These are predicted to bring rain to all areas over the coming 5 days, with the strongest rain pulse moving through on Thursday. Last weeks rain by and large moved North-East over the country, so areas from the Midlands south received little (2mm) and this was soon lost in E.T during a warm, windy Saturday.

From tomorrow, a new rain front moves into West Ireland and Scotland during the morning and pushed eastwards reaching Dublin by the afternoon and Wales / S.West by the evening. During Thursday morning, these rain showers consolidate and move eastwards reaching Scotland, the North of England and The Midlands by late morning and everywhere else by early afternoon, clearing at night. Friday looks largely dry, just a few showers around, but it’ll feel cooler on Thur and Fri as the wind swings round from the West-South-West on Wednesday to the North-West / North on Thur / Friday, before changing back again on Saturday, though all the time they’ll be significantly strong.

This rain signal is quite strong, none the least because I’m off in my camper van to Wales, so it’ll definitely rain and many thanks to all of you who have offered your golf courses as an overnight stopping point, such is your belief that wherever I go, it’ll rain :). Still at least the surfs going to be big !!!

For the weekend, a new rain front moves into Ireland on Saturday pushing showers through to Wales and The Midlands, but the South-East / East will stay largely dry save for a few heavy showers. Rain will continue to affect Ireland on Sunday and these showers will localise themselves over Wales, Scotland and the North of England for Sunday. (Told you)

Temperatures will be on the cool side, particularly when the wind pushes round to the north, so Thur / Fri and the start of next week, I think we’ll get low to mid-teens in most places, with the South-East, the warmest. That wind will also push the Icelandic ash cloud our way, so expect disruption to flights continuing over the next 5 days at least, though apparently the ash particles are bigger meaning they’ll drop to earth quicker.

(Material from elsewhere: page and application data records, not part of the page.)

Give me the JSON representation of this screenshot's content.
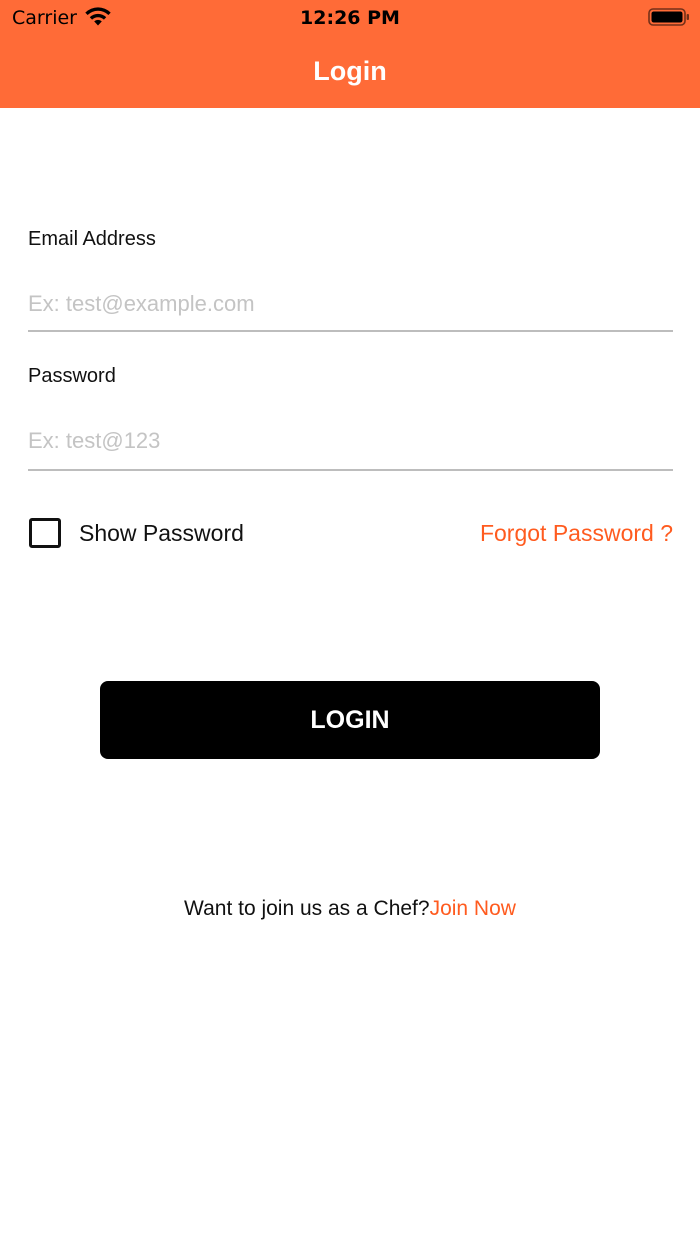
{
  "status_bar": {
    "carrier": "Carrier",
    "time": "12:26 PM",
    "wifi_icon": "wifi-icon",
    "battery_icon": "battery-icon"
  },
  "nav": {
    "title": "Login",
    "background_color": "#FF6B37"
  },
  "form": {
    "email": {
      "label": "Email Address",
      "value": "",
      "placeholder": "Ex: test@example.com"
    },
    "password": {
      "label": "Password",
      "value": "",
      "placeholder": "Ex: test@123"
    },
    "show_password": {
      "label": "Show Password",
      "checked": false
    },
    "forgot_password": "Forgot Password ?",
    "login_button": "LOGIN"
  },
  "footer": {
    "prompt": "Want to join us as a Chef?",
    "link": "Join Now"
  },
  "colors": {
    "accent": "#FF5B1F",
    "button": "#000000"
  }
}
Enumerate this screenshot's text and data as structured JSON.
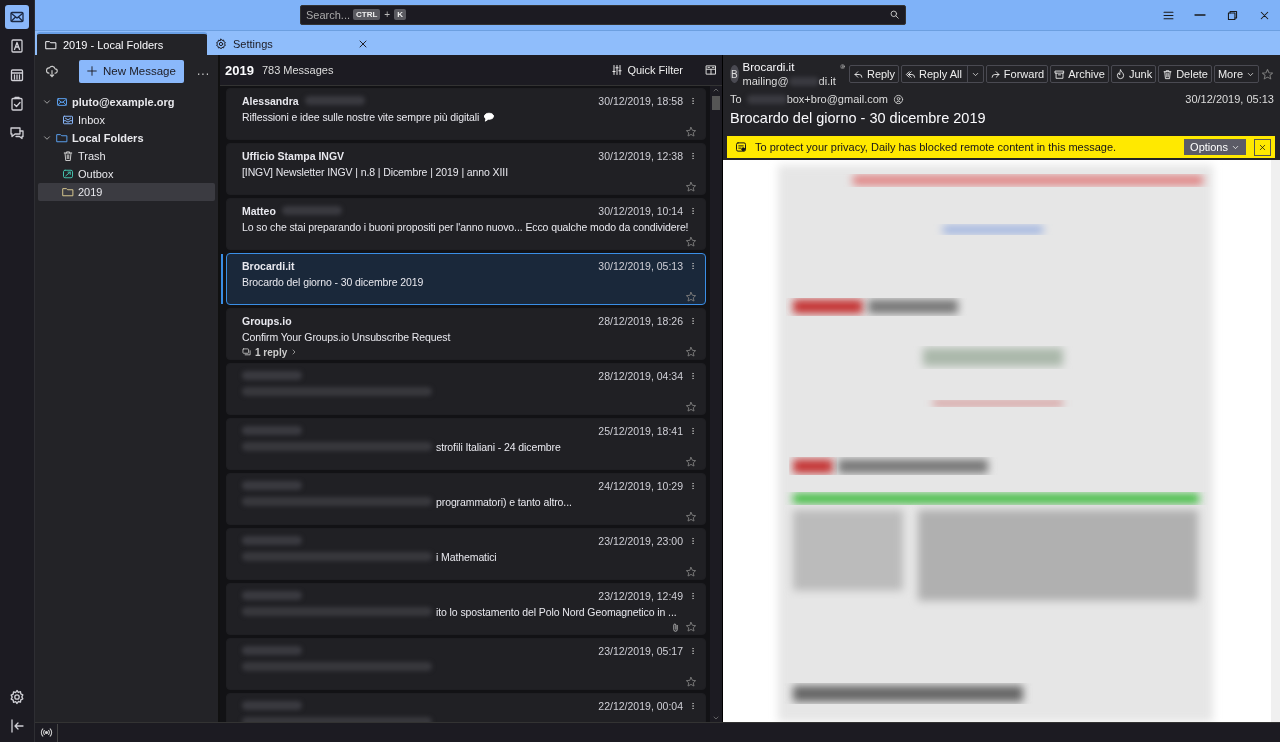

Next week continues the unsettled theme until Wednesday with blustery showers, then finally those winds start to drop as a high pressure system moves into Ireland and the rest of the U.K picking up temperatures dramatically. By the end of next week, I can see it being warm to very warm, with temperatures in the low twenties at least, possibly higher.


The south and east of the U.K is still extremely dry, despite the unsettled theme over the last week or so and that means irrigation management is key.
This run of weather just hasn’t suited Perennial Poa (Poa annua var. reptans) and it stubbornly refuses to grow in most cases, unless nutrient inputs are light and regular (every 10 days). Depending on your cutting height, and ability to brush and topdress, maintaining a good surface has been and remains tricky, though at least the seedhead flush is on the wane. For the moment, I’d continue to suggest leaving off verticutting, scarifying, Graden work unless your sward is of good vigour and growth.

As we push out of May into June, that’s normally the time of year when night temperatures begin to stabilise, removing the hand brake off greens growth. That said, we do need more moisture than we’ve currently been receiving and nowhere is this more acute than in the East of England, but let’s hope Thursday’s rain manages to reach the east, I think it will.

The rain will kick off some Fusarium and Fairy Ring activity and since the dry, stressy weather is now in the prolonged stage, I wouldn’t be surprised to see some Anthracnose making an appearance in June, i.e a month earlier than usual. Light rate, cool-temperature available foliars remain the way to go, with iron to maintain colour, but application conditions aren’t ideal with the strong winds of late. The rain should kick into play, previously applied granular fertilisers, which up until now have been pretty ineffective regardless of formulation.

I’m away next week, so won’t be able to do an update until w/c June 6th, but in the meantime, I wish you all a good Bank Holiday.

All the best.
Mark Hunt